[Items from a data source]

^^^^^^^^^^^^^^^^

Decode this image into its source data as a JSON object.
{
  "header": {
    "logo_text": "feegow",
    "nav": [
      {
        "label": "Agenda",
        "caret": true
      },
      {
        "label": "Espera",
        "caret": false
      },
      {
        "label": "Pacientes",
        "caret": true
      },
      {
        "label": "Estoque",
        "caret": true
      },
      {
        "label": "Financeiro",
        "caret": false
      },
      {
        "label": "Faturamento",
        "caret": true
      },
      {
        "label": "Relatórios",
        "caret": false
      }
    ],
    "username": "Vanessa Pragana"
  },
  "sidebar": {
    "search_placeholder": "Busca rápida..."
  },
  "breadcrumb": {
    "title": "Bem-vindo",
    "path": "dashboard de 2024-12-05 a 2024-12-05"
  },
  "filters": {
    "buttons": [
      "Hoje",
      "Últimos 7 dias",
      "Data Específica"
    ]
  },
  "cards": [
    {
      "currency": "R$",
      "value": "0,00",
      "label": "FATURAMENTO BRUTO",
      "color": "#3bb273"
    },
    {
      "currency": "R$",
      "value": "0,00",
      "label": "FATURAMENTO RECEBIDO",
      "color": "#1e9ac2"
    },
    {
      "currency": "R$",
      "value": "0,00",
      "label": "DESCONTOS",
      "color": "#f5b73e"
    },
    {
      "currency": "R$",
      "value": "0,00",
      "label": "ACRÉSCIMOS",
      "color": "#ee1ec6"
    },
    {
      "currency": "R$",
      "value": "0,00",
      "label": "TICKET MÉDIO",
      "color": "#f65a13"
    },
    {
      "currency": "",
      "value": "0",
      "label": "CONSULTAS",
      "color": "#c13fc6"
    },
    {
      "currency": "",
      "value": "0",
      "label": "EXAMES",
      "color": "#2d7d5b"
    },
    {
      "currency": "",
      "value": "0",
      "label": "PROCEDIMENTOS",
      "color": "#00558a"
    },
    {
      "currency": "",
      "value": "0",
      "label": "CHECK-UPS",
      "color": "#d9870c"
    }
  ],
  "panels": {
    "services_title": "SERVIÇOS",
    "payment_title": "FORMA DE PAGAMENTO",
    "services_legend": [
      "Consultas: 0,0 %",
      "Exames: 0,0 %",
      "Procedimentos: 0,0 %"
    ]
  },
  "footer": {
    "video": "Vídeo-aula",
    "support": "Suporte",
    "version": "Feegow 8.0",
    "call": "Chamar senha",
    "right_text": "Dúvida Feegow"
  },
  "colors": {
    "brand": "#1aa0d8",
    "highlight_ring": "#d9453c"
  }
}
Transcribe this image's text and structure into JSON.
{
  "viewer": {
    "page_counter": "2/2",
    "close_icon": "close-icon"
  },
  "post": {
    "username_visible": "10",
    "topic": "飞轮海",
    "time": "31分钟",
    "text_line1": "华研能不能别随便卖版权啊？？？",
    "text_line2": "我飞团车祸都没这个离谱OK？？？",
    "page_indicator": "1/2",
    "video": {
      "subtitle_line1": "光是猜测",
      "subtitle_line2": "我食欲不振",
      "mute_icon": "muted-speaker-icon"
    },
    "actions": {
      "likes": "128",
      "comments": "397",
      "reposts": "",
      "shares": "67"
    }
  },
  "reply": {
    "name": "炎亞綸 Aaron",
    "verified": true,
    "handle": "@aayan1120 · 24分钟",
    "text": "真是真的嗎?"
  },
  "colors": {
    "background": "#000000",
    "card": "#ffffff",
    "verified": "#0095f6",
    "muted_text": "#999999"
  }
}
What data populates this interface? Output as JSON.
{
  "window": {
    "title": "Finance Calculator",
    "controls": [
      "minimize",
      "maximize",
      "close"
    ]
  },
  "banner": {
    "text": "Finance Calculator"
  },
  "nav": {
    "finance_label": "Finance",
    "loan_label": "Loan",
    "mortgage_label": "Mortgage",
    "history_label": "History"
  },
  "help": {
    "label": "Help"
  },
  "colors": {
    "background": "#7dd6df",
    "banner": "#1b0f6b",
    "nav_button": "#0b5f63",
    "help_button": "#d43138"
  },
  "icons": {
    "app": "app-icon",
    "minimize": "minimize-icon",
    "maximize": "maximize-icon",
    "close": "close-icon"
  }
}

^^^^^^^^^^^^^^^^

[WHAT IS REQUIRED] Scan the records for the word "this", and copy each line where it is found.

[TASK ANSWER]
Decode this image into its source data as a JSON object.
Transcribe this image's text and structure into JSON.
What data populates this interface? Output as JSON.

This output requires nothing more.